(Beginning of Given records)

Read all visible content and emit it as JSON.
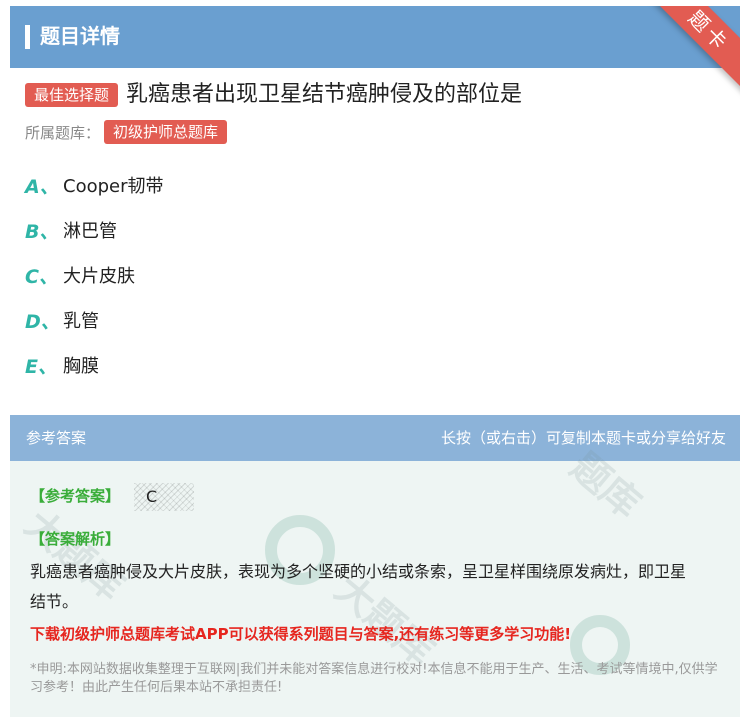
{
  "header": {
    "title": "题目详情"
  },
  "ribbon": {
    "label": "题卡"
  },
  "question": {
    "type_tag": "最佳选择题",
    "text": "乳癌患者出现卫星结节癌肿侵及的部位是",
    "bank_label": "所属题库：",
    "bank_name": "初级护师总题库"
  },
  "options": [
    {
      "letter": "A、",
      "text": "Cooper韧带"
    },
    {
      "letter": "B、",
      "text": "淋巴管"
    },
    {
      "letter": "C、",
      "text": "大片皮肤"
    },
    {
      "letter": "D、",
      "text": "乳管"
    },
    {
      "letter": "E、",
      "text": "胸膜"
    }
  ],
  "answer": {
    "header_left": "参考答案",
    "header_right": "长按（或右击）可复制本题卡或分享给好友",
    "answer_label": "【参考答案】",
    "answer_value": "C",
    "explanation_label": "【答案解析】",
    "explanation_text": "乳癌患者癌肿侵及大片皮肤，表现为多个坚硬的小结或条索，呈卫星样围绕原发病灶，即卫星结节。",
    "promo": "下载初级护师总题库考试APP可以获得系列题目与答案,还有练习等更多学习功能!",
    "disclaimer": "*申明:本网站数据收集整理于互联网|我们并未能对答案信息进行校对!本信息不能用于生产、生活、考试等情境中,仅供学习参考！由此产生任何后果本站不承担责任!"
  }
}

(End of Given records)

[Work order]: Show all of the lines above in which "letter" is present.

[Exercise output]:
      "letter": "A、",
      "letter": "B、",
      "letter": "C、",
      "letter": "D、",
      "letter": "E、",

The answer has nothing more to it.